            half = int((image_h-image_w) / 2)
            # Then we copy the original image into the center of the black square image
            crop[0:image_h, 0+half:image_w+half] = image
        # If the image width is bigger than its height
        else:
            # Determine how much the height of the image needs extending and take half of that
            half = int((image_w-image_h) / 2)
            # Then we copy the original image into the center of the black square image
            crop[0 + half:image_h + half, 0:image_w] = image

    # We should now have a crop
    assert crop is not None

    # And it should be squared
    crop_h, crop_w, _ = crop.shape
    assert crop_h == crop_w

    # Return the final crop
    return crop


def main():
    # Filename of the image we want to test with
    fn_source_image = '..\\images\\german_men_hockey.jpg'

    # Load image into a numpy array
    source_image = cv2.imread(fn_source_image)

    # And do the custom crop
    custom_crop_image = squared_crop_from_image_expand_both(source_image)

    # Show the image, regular crop and squared crop
    cv2.imshow('Source image', source_image)
    cv2.imshow('Custom crop', custom_crop_image)
    cv2.waitKey(0)
    cv2.destroyAllWindows()


if __name__ == '__main__':
    main()

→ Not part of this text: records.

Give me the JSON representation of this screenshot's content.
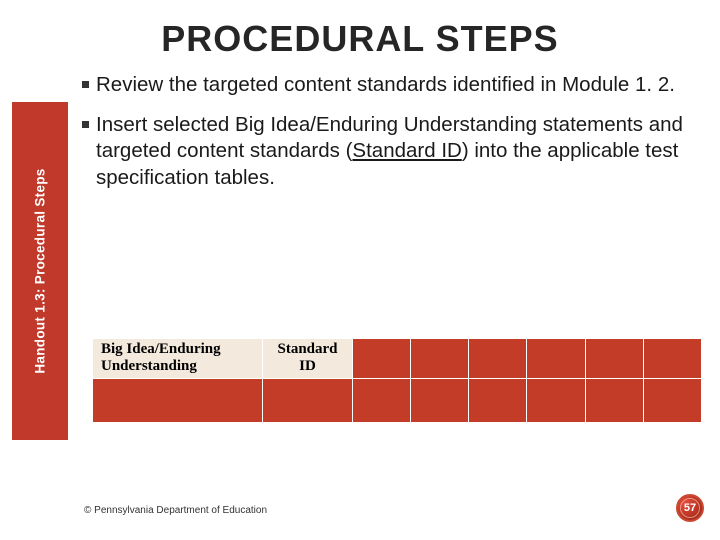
{
  "title": "PROCEDURAL STEPS",
  "sidebar": {
    "label": "Handout 1.3:  Procedural Steps"
  },
  "bullets": [
    {
      "text": "Review the targeted content standards identified in Module 1. 2."
    },
    {
      "p1": "Insert selected Big Idea/Enduring Understanding statements and targeted content standards (",
      "u1": "Standard ID",
      "p2": ") into the applicable test specification tables."
    }
  ],
  "table": {
    "headers": [
      "Big Idea/Enduring Understanding",
      "Standard ID"
    ]
  },
  "footer": "© Pennsylvania Department of Education",
  "page_number": "57"
}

Leave a Reply

Your email address will not be published. Required fields are marked *